“Her first taste of stock car racing won't be easy,” said Alli Owens, one of at least three female drivers likely to be in the ARCA race. “She's going to have to learn the ins and outs of stock car drafting. So much of her success will come down to who's willing to race with her, and that's a matter of earning her competitors' respect. She'll need to show them that she can push them to the front and they'll be happy to return the favor.”
If the first win for a female driver in a NASCAR or ARCA race comes in 2010, it is much more likely to be Owens in Victory Lane than Danica.
Owens will be driving for Venturini Motorsports, one of ARCA’s best teams, in her third season. She finished sixth at Talladega last season.
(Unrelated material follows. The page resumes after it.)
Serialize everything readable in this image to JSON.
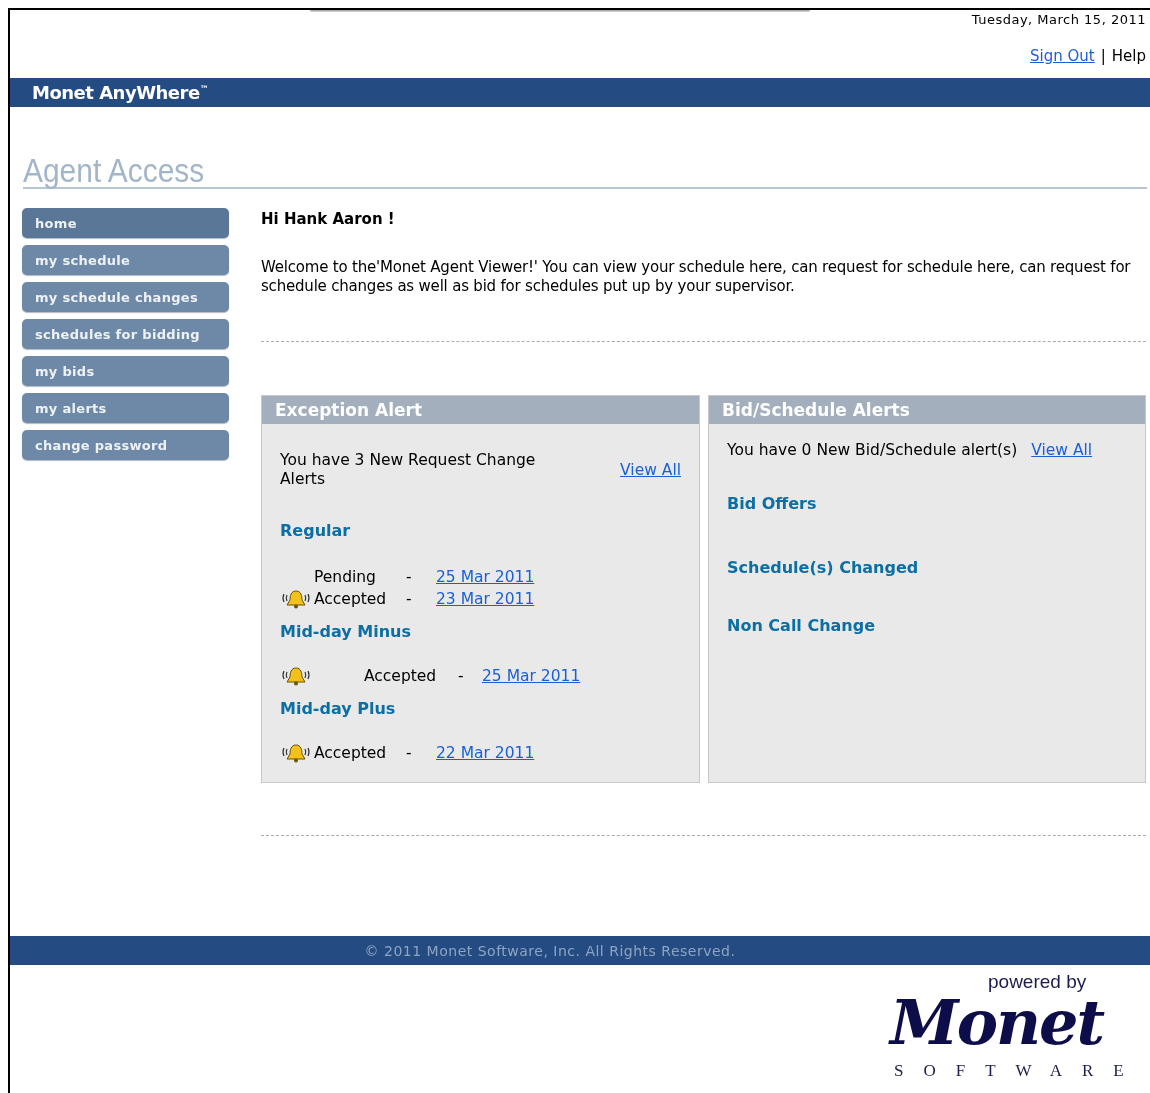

Or it might be Johanna Long, the 17-year-old phenom from Pensacola who has been dazzling in a super late model at her home track at Five Flags Speedway. Long, who started on the pole Sunday alongside Kyle Busch in the Snowball Derby, will drive an ARCA schedule for D’Hondt Motorsports in 2010.
But Owens and Long aren’t GoDaddy girls. And they haven’t posed for SI’s swimsuit edition. And they don’t have a “brand.”
And they won’t be featured in racy Super Bowl commercials.
Danica has all that, plus the only win by a female driver in a major open-wheel series, plus Tony Eury Jr. as her crew chief.
And she’s got guts. She’s putting a lot on the line to compete in a series where she has zero experience. If she flops, her “brand” could suffer greatly.
She has a ton of driving talent, enough to eventually win a NASCAR race. But like Scott Speed in 2009 and Sam Hornish Jr. in 2008 it’s going to be a rugged learning process.